Multinational corporation Procter & Gamble have consistently played their part in promoting gender equality through popular ad campaigns like Ariel’s #ShareTheLoad and the Gillette #ShavingStereotypes. On February 17th, the company took another concrete step towards making a change. At the #WeSeeEqual summit, CEO Madhusudan Gopal said they would “further accelerate” their progress through “a series of new actions, commitments and partnerships.”
The most significant announcement at the summit was P&G’s pledge towards equal representation of women directors in their ad films.
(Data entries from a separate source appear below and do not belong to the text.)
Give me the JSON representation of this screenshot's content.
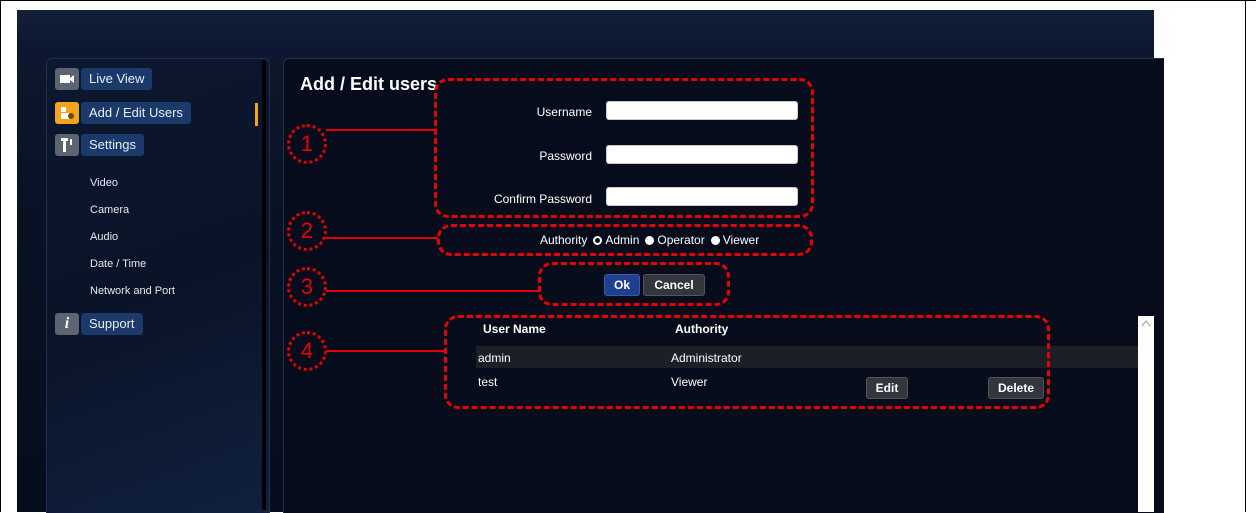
{
  "sidebar": {
    "items": [
      {
        "label": "Live View",
        "icon": "video-camera-icon"
      },
      {
        "label": "Add / Edit Users",
        "icon": "users-icon"
      },
      {
        "label": "Settings",
        "icon": "settings-tool-icon"
      },
      {
        "label": "Support",
        "icon": "info-icon"
      }
    ],
    "sub_items": [
      "Video",
      "Camera",
      "Audio",
      "Date / Time",
      "Network and Port"
    ]
  },
  "page": {
    "title": "Add / Edit users"
  },
  "form": {
    "username_label": "Username",
    "password_label": "Password",
    "confirm_label": "Confirm Password",
    "authority_label": "Authority",
    "authority_options": [
      "Admin",
      "Operator",
      "Viewer"
    ],
    "selected_authority": "Admin",
    "ok_label": "Ok",
    "cancel_label": "Cancel"
  },
  "users_table": {
    "headers": [
      "User Name",
      "Authority"
    ],
    "rows": [
      {
        "name": "admin",
        "authority": "Administrator"
      },
      {
        "name": "test",
        "authority": "Viewer",
        "edit": "Edit",
        "delete": "Delete"
      }
    ]
  },
  "callouts": [
    "1",
    "2",
    "3",
    "4"
  ],
  "colors": {
    "accent": "#f2a41d",
    "callout": "#e60000",
    "nav_label_bg": "#1b3a6b",
    "ok_button": "#1f3f8f"
  }
}
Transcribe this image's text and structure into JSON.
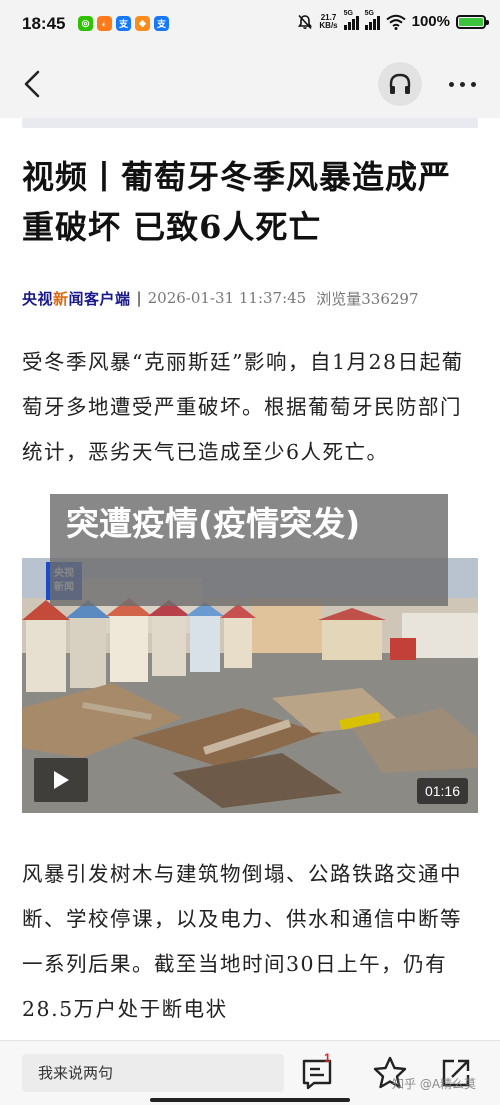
{
  "status_bar": {
    "time": "18:45",
    "apps": [
      {
        "name": "wechat",
        "color": "#2dc100",
        "glyph": "◎"
      },
      {
        "name": "xianyu",
        "color": "#ff7a1a",
        "glyph": "◐"
      },
      {
        "name": "alipay",
        "color": "#1677ff",
        "glyph": "支"
      },
      {
        "name": "taobao",
        "color": "#ff8c1a",
        "glyph": "◆"
      },
      {
        "name": "alipay-2",
        "color": "#1677ff",
        "glyph": "支"
      }
    ],
    "net_speed_value": "21.7",
    "net_speed_unit": "KB/s",
    "signal1_label": "5G",
    "signal2_label": "5G",
    "battery": "100%",
    "battery_level": 1.0,
    "battery_color": "#3cc23c"
  },
  "nav": {
    "back_icon": "chevron-left-icon",
    "listen_icon": "headphones-icon",
    "more_icon": "more-dots-icon"
  },
  "article": {
    "title": "视频丨葡萄牙冬季风暴造成严重破坏 已致6人死亡",
    "source_prefix": "央视",
    "source_highlight": "新",
    "source_suffix": "闻客户端",
    "separator": "|",
    "date": "2026-01-31 11:37:45",
    "views": "浏览量336297",
    "paragraph1": "受冬季风暴“克丽斯廷”影响，自1月28日起葡萄牙多地遭受严重破坏。根据葡萄牙民防部门统计，恶劣天气已造成至少6人死亡。",
    "paragraph2": "风暴引发树木与建筑物倒塌、公路铁路交通中断、学校停课，以及电力、供水和通信中断等一系列后果。截至当地时间30日上午，仍有28.5万户处于断电状"
  },
  "video": {
    "logo_line1": "央视",
    "logo_line2": "新闻",
    "duration": "01:16",
    "play_icon": "play-icon",
    "progress": 0
  },
  "overlay": {
    "text": "突遭疫情(疫情突发)"
  },
  "bottom_bar": {
    "comment_placeholder": "我来说两句",
    "comment_count": "1",
    "comment_icon": "comment-icon",
    "star_icon": "star-icon",
    "share_icon": "share-icon",
    "watermark": "知乎 @A精么莫"
  }
}
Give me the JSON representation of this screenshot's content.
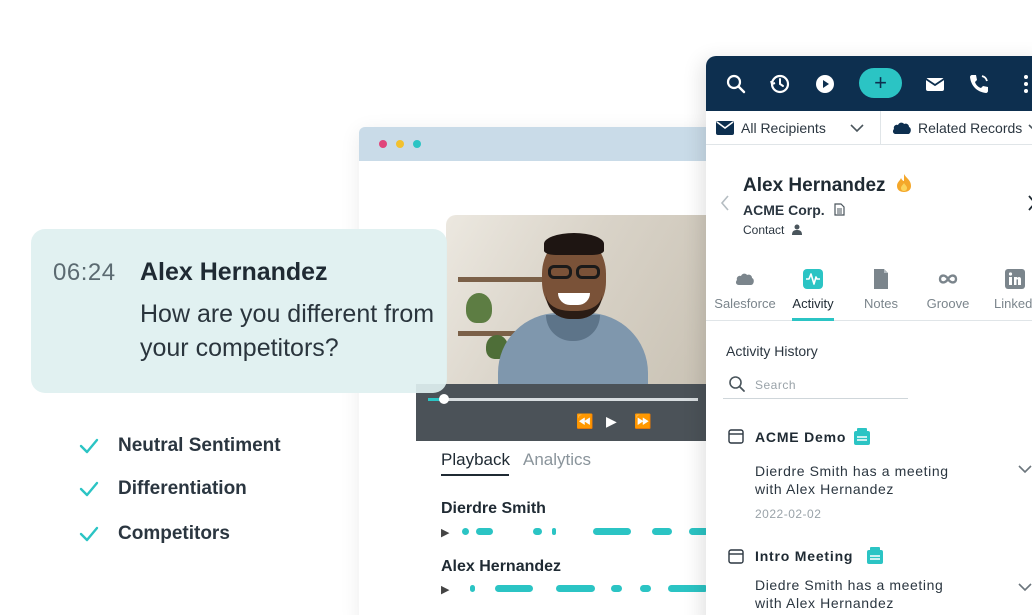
{
  "caption": {
    "timestamp": "06:24",
    "speaker": "Alex Hernandez",
    "question": "How are you different from your competitors?"
  },
  "insights": [
    "Neutral Sentiment",
    "Differentiation",
    "Competitors"
  ],
  "playback": {
    "progress_fraction": 0.06,
    "tabs": {
      "active": "Playback",
      "inactive": "Analytics"
    },
    "speakers": [
      {
        "name": "Dierdre Smith"
      },
      {
        "name": "Alex Hernandez"
      }
    ]
  },
  "panel": {
    "recipients_label": "All Recipients",
    "related_label": "Related Records",
    "contact": {
      "name": "Alex Hernandez",
      "company": "ACME Corp.",
      "role": "Contact"
    },
    "tabs": [
      "Salesforce",
      "Activity",
      "Notes",
      "Groove",
      "LinkedI"
    ],
    "active_tab": "Activity",
    "activity_history_title": "Activity History",
    "search_placeholder": "Search",
    "activities": [
      {
        "title": "ACME Demo",
        "description": "Dierdre Smith has a meeting with Alex Hernandez",
        "date": "2022-02-02"
      },
      {
        "title": "Intro Meeting",
        "description": "Diedre Smith has a meeting with Alex Hernandez",
        "date": ""
      }
    ]
  },
  "colors": {
    "accent": "#2bc4c4",
    "toolbar": "#0d2f4f",
    "caption_bg": "#def0f0"
  },
  "icons": [
    "search-icon",
    "history-icon",
    "play-icon",
    "add-icon",
    "mail-icon",
    "phone-icon",
    "more-icon",
    "envelope-icon",
    "salesforce-cloud-icon",
    "fire-emoji-icon",
    "document-icon",
    "person-icon",
    "activity-icon",
    "notes-icon",
    "groove-icon",
    "linkedin-icon",
    "calendar-icon",
    "meeting-icon",
    "chevron-down-icon",
    "check-icon"
  ]
}
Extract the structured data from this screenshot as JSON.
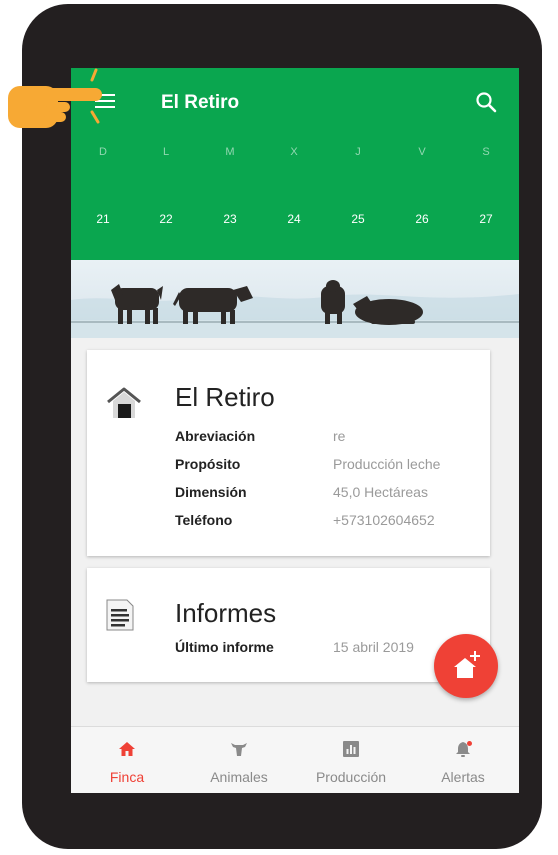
{
  "app": {
    "title": "El Retiro"
  },
  "calendar": {
    "day_names": [
      "D",
      "L",
      "M",
      "X",
      "J",
      "V",
      "S"
    ],
    "day_numbers": [
      "21",
      "22",
      "23",
      "24",
      "25",
      "26",
      "27"
    ]
  },
  "farm_card": {
    "title": "El Retiro",
    "rows": [
      {
        "label": "Abreviación",
        "value": "re"
      },
      {
        "label": "Propósito",
        "value": "Producción leche"
      },
      {
        "label": "Dimensión",
        "value": "45,0 Hectáreas"
      },
      {
        "label": "Teléfono",
        "value": "+573102604652"
      }
    ]
  },
  "reports_card": {
    "title": "Informes",
    "last_label": "Último informe",
    "last_value": "15 abril 2019"
  },
  "bottom_nav": {
    "items": [
      {
        "label": "Finca",
        "icon": "house-icon",
        "active": true
      },
      {
        "label": "Animales",
        "icon": "cow-icon",
        "active": false
      },
      {
        "label": "Producción",
        "icon": "chart-icon",
        "active": false
      },
      {
        "label": "Alertas",
        "icon": "bell-icon",
        "active": false
      }
    ]
  },
  "colors": {
    "appbar": "#0aa64f",
    "accent": "#ef4136",
    "device_frame": "#231f20",
    "pointer_hand": "#f7a934"
  },
  "icons": {
    "menu": "menu-icon",
    "search": "search-icon",
    "fab": "add-farm-icon",
    "farm": "house-icon",
    "reports": "document-icon",
    "pointer": "pointing-hand-icon"
  }
}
Over the next three years, P&G aims to have an equal number of male and female directors for ad films across all their brands. This is a giant move given that filmmaking has forever been perceived as a male profession. Only now do we see more women behind the camera but it’s by no means a level playing field. This is a much-needed step in the right direction. Sharat Verma, Chief Marketing Officer and Vice President, Fabric Care, said, “We believe that having more women behind the camera will help the industry achieve a more accurate and unbiased portrayal of women in advertising.”
The theme of the summit was #Unsaid and #Undone and was attended by journalist Faye D’souza, filmmaker Ashwiny Iyer Tiwari, actors Genelia and Riteish Deshmukh, activist Laxmi Narayan Tripathi, tennis star Sania Mirza, UNESCO’s Huma Masood, and others. They spoke about how stereotypes associated with one’s gender play into all our lives in ways big and small. Film Companion editor and founder Anupama Chopra, who moderated the session, asked transgender activist Laxmi Narayan Tripathi about the portrayal of trans characters in Hindi films. Tripathi replied that members of her community have been stereotyped as dancers or prostitutes, or thrust in for comic relief. Director Ashwiny Iyer Tiwari added that the key now was to demand respect, rather than hope for it, and that would make “the difference between dreaming and doing”.
Sania Mirza too spoke out on biases against women in sport that continue to this today – like less prize money. She added that women are discouraged from voicing opinions, and that those who do are branded bossy or unfriendly.
The summit served as a launchpad for various new campaigns by the company. P&G’s work in raising awareness about menstrual hygiene has already impacted 4 crore girls and they aim to educate 2.5 crore more in the next three years. In the same period, P&G will spend Rs 300 crore to invest in and work with women-led businesses across the country, and also take numerous steps to increase opportunities for women in STEM. These include making use of the government’s NEEM mission at P&G plants to provide opportunities for girls from communities around the plants and partnering with over 150 colleges that offer STEM courses to ensure more female students take these subjects. In addition, a new policy will provide 8 weeks’ fully paid parental leave to all parents (biological/adoptive, partnered couples, same-sex couples) in addition to the existing 26 weeks’ leave for biological mothers and primary caregivers. With these crucial steps, the company is leading the way forward for any modern organisation.